t1. COVINGTON. l
Ootwt, E. D. N(J'f'th Oarolina. December 12,1884.) 1.
CONTRACTS-GAMBLING-BURDEN OF PROOF.·
The hurden of proof is upon the defendant to show that a contract III Told under the act against gamhling. An order to operate in cotton futures Includes an assumption on the part of the principal of all losses legitimately incurred and paid by the agent in the ordinary and known exercise of his agency.
SAME-PRINCIPAL AND AGENT.
SAME-AGREEMENT OF THE PARTIES-TEST OF ILLEGALITy-EVIDENCE.
In order to establish the illegality of a contract for the future delivery 01 cotton, as being a wager, it is necessary to show that the real intent of all the parties at the time of entering into the contracts was merely to speculate in the rise or fall of prices, and that the goods were not to be delivered, but that one party was to pay to the other the difference between the contract price and the market price of the goods at the date fixed for executing the contract.

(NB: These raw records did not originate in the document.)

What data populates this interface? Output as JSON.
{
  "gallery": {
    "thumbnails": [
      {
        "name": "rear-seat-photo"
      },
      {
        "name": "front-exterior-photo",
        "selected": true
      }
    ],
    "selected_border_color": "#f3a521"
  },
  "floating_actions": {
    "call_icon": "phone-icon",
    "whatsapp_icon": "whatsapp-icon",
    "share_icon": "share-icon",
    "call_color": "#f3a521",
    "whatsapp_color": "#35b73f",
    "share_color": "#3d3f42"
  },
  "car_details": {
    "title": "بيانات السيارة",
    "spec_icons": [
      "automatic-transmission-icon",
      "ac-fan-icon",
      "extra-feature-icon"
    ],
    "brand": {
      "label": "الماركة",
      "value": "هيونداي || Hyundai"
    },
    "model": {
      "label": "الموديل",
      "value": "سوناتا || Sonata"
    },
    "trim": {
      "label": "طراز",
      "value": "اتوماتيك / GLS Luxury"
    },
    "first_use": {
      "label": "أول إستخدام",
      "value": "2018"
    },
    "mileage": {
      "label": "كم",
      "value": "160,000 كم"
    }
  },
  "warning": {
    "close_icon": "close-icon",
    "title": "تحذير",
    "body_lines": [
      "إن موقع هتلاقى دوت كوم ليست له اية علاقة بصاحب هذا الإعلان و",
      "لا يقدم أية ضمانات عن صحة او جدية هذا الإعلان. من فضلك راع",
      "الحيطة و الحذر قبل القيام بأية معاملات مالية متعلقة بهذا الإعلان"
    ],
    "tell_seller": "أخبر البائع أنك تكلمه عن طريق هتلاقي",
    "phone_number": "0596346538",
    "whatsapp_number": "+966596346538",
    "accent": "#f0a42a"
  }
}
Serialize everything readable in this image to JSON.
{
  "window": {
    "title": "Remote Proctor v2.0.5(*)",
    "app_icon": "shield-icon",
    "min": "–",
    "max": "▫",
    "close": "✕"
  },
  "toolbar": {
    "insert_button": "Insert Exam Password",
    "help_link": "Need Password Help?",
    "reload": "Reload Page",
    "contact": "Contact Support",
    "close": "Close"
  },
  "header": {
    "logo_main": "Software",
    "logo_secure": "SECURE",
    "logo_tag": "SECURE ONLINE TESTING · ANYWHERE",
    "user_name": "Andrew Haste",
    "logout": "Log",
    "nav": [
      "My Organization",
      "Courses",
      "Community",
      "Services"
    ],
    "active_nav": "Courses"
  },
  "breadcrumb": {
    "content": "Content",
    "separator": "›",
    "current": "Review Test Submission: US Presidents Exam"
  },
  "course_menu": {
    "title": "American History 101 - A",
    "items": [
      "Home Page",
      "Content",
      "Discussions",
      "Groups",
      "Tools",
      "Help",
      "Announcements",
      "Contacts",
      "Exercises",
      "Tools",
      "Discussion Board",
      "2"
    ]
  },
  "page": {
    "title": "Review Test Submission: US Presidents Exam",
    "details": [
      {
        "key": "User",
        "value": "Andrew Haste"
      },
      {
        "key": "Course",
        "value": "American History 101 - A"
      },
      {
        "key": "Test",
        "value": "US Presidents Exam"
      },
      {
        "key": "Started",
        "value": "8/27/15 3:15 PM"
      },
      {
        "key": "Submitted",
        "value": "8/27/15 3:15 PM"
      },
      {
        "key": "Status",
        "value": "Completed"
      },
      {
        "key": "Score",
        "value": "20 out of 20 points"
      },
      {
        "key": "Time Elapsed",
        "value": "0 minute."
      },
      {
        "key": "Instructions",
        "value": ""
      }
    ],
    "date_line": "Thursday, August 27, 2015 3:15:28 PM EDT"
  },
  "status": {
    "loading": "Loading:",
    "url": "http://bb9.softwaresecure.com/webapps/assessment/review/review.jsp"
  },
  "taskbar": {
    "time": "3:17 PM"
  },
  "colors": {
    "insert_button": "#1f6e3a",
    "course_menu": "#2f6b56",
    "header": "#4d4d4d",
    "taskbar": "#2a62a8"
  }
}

1Reported bTl. W. Hinsdale, Esq., oCtile Raleigh, North Carolh,&, bar.